However, in Mark, Luke, and John, we read that Christ rode a donkey without any mention of the her colt. For some reason, I had imagined that Christ rode the she-donkey and the little colt at the same time – wide straddling both. This seems ridiculous, but I didn’t know how else to visualize what Matthew was describing.
I finally found clarity while reading Cornelius a Lapide’s commentary on the passage. According to Lapide, Christ first rode the ass up and down the mount and then transferred and rode the colt into the city.
There is a practical reason for this. The she-ass would be stronger and more able to go up and down the terrain. Next, the colt would be able to bring him into the city easily.
Yet there is a mystical signification is this as well. The she-ass and her colt signify “the two sorts of people of which the world is made up—the Jews, accustomed to the yoke of the Mosaic law, who were represented by the ass; and the Gentiles, living up to this time without the Law of God, and who were denoted by the colt.”
The she-ass represents Mother Israel who has been burdened with the Law of Moses. Saint Peter our first Pope described the Mosaic Law as “a yoke…which neither our fathers nor we have been able to bear” (Acts 15:10, D-R).
The young colt represents the new and untrained Gentiles – the wild olive branch that the Apostle describes as the Gentiles.
Christ our Lord rode both to signify that both the Jews and the Gentiles were called to be Christophoroi – Christ-bearers.
Question: Now it’s your turn: How did we carry “Christ to the world” in our age. What is the humble donkey or colt in our lives that communicates Christ’s Gospel to others? Please leave a comment. You can leave a comment by clicking here.

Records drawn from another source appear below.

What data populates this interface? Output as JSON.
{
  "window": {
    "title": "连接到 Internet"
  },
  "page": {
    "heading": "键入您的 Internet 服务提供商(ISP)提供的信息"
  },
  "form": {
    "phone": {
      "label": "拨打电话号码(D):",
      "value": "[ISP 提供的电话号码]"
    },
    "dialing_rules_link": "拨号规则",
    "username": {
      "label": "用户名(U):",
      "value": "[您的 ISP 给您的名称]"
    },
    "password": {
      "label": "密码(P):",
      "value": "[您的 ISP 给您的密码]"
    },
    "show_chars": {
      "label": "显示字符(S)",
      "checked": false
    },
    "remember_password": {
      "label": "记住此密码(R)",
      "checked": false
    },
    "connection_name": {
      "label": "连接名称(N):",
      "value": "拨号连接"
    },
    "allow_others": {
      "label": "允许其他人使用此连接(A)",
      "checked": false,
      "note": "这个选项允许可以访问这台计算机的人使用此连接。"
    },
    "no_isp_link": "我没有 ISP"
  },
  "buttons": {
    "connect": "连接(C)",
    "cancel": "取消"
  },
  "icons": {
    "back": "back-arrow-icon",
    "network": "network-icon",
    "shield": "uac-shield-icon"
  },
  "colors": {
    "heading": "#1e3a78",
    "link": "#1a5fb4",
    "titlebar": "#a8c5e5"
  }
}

Here’s Thomas Aquinas on why Christ rode a donkey on Palm Sunday.
Get Dr. Marshall’s book Thomas Aquinas in 50 Pages for free by clicking here.